| WHAT TO DO |
Search the data for "aktuell". Return each matching line.

| EXTRACTED MATERIAL |
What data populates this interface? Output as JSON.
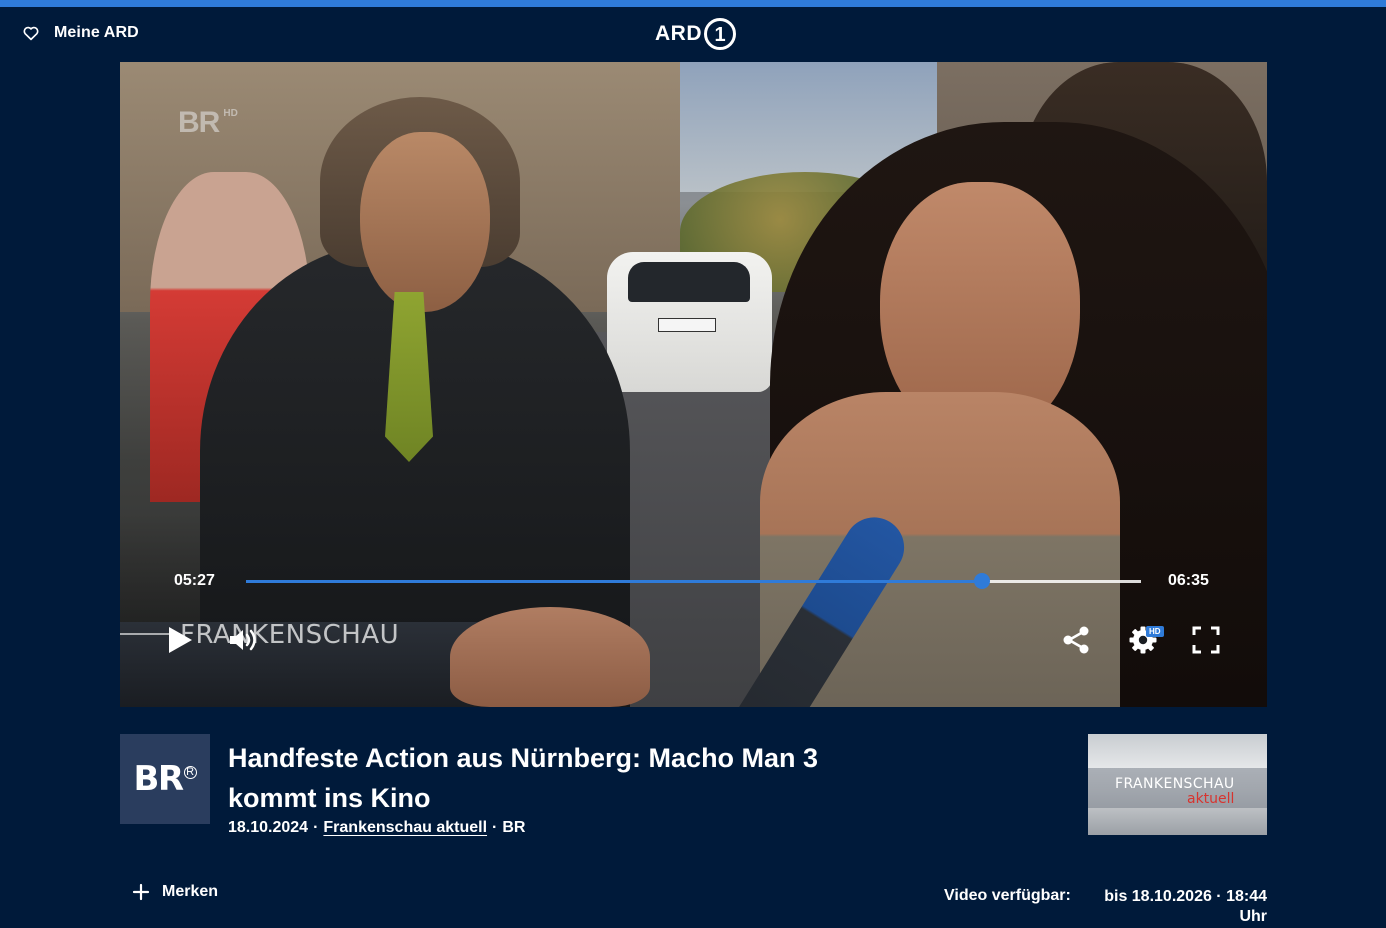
{
  "colors": {
    "background": "#001a3a",
    "accent": "#2f7bd9",
    "brand_red": "#d7342f"
  },
  "header": {
    "meine_ard_label": "Meine ARD",
    "logo_text": "ARD",
    "logo_number": "1"
  },
  "player": {
    "watermark": {
      "channel": "BR",
      "quality": "HD"
    },
    "lower_third": "FRANKENSCHAU",
    "current_time": "05:27",
    "total_time": "06:35",
    "progress_fraction": 0.8226,
    "hd_badge": "HD",
    "icons": [
      "play-icon",
      "volume-icon",
      "share-icon",
      "settings-icon",
      "fullscreen-icon"
    ]
  },
  "video": {
    "channel_logo": "BR",
    "title": "Handfeste Action aus Nürnberg: Macho Man 3 kommt ins Kino",
    "date": "18.10.2024",
    "separator": "·",
    "show_link": "Frankenschau aktuell",
    "broadcaster": "BR",
    "thumbnail": {
      "line1": "FRANKENSCHAU",
      "line2": "aktuell"
    }
  },
  "actions": {
    "merken_label": "Merken"
  },
  "availability": {
    "label": "Video verfügbar:",
    "value": "bis 18.10.2026 · 18:44 Uhr"
  }
}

| WRITTEN ANSWER |
    "show_link": "Frankenschau aktuell",
      "line2": "aktuell"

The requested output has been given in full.